Minnie Griswold died in 1952, at which time her sons locked up their mother’s house in Pawlet, Vermont and left all her belongings in place, untouched, unaltered, a type of shrine to their mother. Having lost their father to a mill accident when they were young, the boys had been raised single-handedly by their mother, Minnie Griswold. Her life in Vermont was simple yet hard.
Clock on the Mantle Photographed by Neil Rappaport (1942- 1998) Colored by Susanne Rappaport (1944-2015) Hand-colored Silver Gelatin Print 14 x 17 inches
The Making of Up Home
Thirty years later, in the 1980s, Pawlet documentarians Susanne and Neil Rappaport were invited by Charlie, one of Minnie’s sons, then in his 80s, into the home. There they observed all of the homes belongings – in place, seemingly unaltered. Combining their creativity, Neil went about photographing the rooms and everyday objects in black and white, using his large format camera. “Black and white photography would tell of too somber a Minnie Griswold; its portrayal would make too much of her tragedies, too little of her joys. The photographs would have to be open to coloring if any sense of her true spirit was to be conveyed.” – Neil Rappaport
Susanne then spent almost a year in Minnie’s home hand-coloring the images, capturing the life that had been in Minnie’s home. Susanne and Neil, have passed, Neil in 1998 and Susanne in 2015, but the images they created provide insight into Minnie’s life through the items left behind. “Her [Minnie’s] colors gave a living energy to the image space and it was a challenge to get better at making that happen. One at a time, the black-and-white photographs were being transformed and illuminated anew.” – Susanne Rappaport

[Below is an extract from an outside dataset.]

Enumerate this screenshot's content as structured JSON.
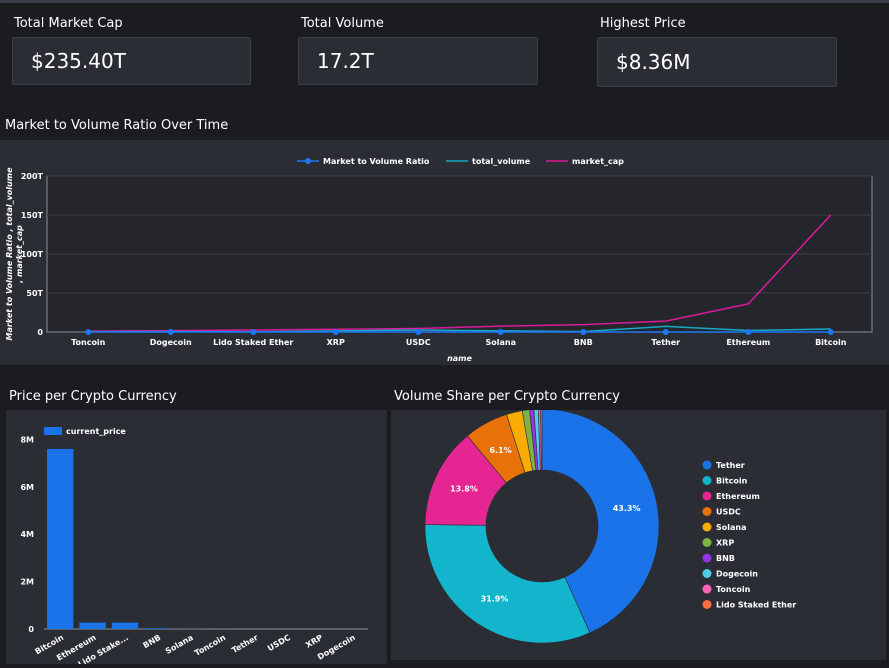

As a part of her process, Susanne completed a number of smaller practice prints. The photographs Susanne practiced on where Neil’s contact prints—test prints he made as he worked toward creating the final versions. Before his final prints would become her canvas, these contact prints appear to have been her color sketchbook. Viewing Susanne’s colored version of Living Room Sofa side-by-side with Neil’s uncolored print presents a striking contrast. By comparing the two, one can understand the impact of the Rappaport’s creative decision – in seeing the Griswold home in color and not black and white.

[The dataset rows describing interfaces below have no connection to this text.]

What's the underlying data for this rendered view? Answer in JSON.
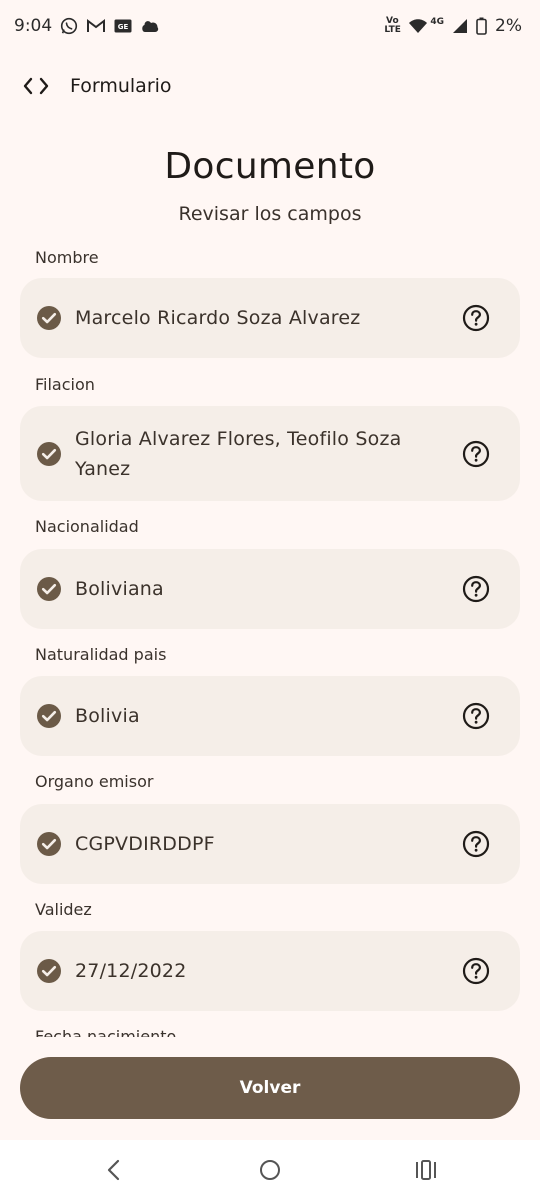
{
  "status_bar": {
    "time": "9:04",
    "battery": "2%",
    "network_lte": "Vo LTE",
    "network_4g": "4G",
    "left_icons": [
      "whatsapp-icon",
      "gmail-icon",
      "ge-icon",
      "cloud-icon"
    ],
    "right_icons": [
      "volte-icon",
      "wifi-icon",
      "signal-icon",
      "battery-icon"
    ]
  },
  "app_bar": {
    "icon": "code-icon",
    "title": "Formulario"
  },
  "header": {
    "title": "Documento",
    "subtitle": "Revisar los campos"
  },
  "fields": [
    {
      "label": "Nombre",
      "value": "Marcelo Ricardo Soza Alvarez"
    },
    {
      "label": "Filacion",
      "value": "Gloria Alvarez Flores, Teofilo Soza Yanez"
    },
    {
      "label": "Nacionalidad",
      "value": "Boliviana"
    },
    {
      "label": "Naturalidad pais",
      "value": "Bolivia"
    },
    {
      "label": "Organo emisor",
      "value": "CGPVDIRDDPF"
    },
    {
      "label": "Validez",
      "value": "27/12/2022"
    },
    {
      "label": "Fecha nacimiento",
      "value": ""
    }
  ],
  "actions": {
    "back_label": "Volver"
  },
  "colors": {
    "background": "#fff7f4",
    "card": "#f5eee8",
    "primary": "#6e5c4a",
    "icon": "#6b5a47"
  }
}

On Sunday, April 7 from 3:00 to 5:00 pm, join special guest Alan David Griswold, great grandson of Minnie Griswold whose home is the focus of the exhibition. Enjoy discussions with Alan, Bennington Museum curator Jamie Franklin, Associate Director and Archivist of Vermont Folklife Center Andy Kolovos, and Senior Photographer of Metropolitan Museum of Art Eileen Travell. Come to Bennington Museum’s Spring Social and learn more about the collection of over 45 images that help tell the story of Minnie Griswold and her sons. This event is free and open to the public.

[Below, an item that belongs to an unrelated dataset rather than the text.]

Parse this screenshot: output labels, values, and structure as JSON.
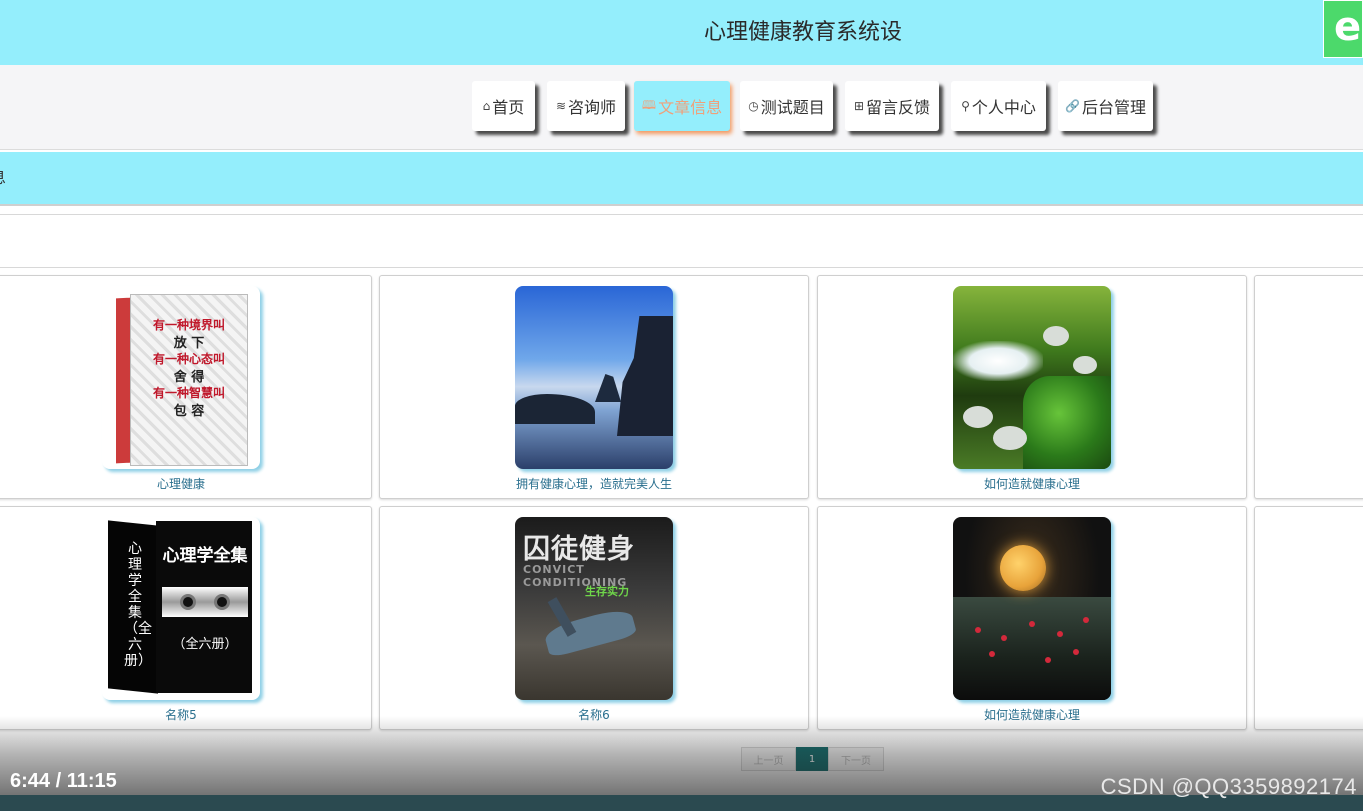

About the Museum
Bennington Museum is located at 75 Main Street (Route 9), Bennington, in The Shires of Vermont. Beginning February 1, the museum is open 10 am to 5 pm Thursday through Tuesday, closed Wednesday through May. Open daily June through October (closed July 4.) It is wheelchair accessible. Regular admission is $10 for adults, $9 for seniors and students over 18. Admission is never charged for younger students, museum members, or to visit the museum shop. Visit the museum’s website www.benningtonmuseum.org or call 802-447-1571 for more information.
Bennington Museum is a member of ArtCountry, a consortium of notable art and performance destinations in the scenic northern Berkshires of Massachusetts and southern Green Mountains of Vermont, including The Clark Art Institute, Williams College Museum of Art , Williamstown Theatre Festival (20 minutes away); and MASS MoCA (25minutes away). Visit ArtCountry.org for more information on these five great cultural centers.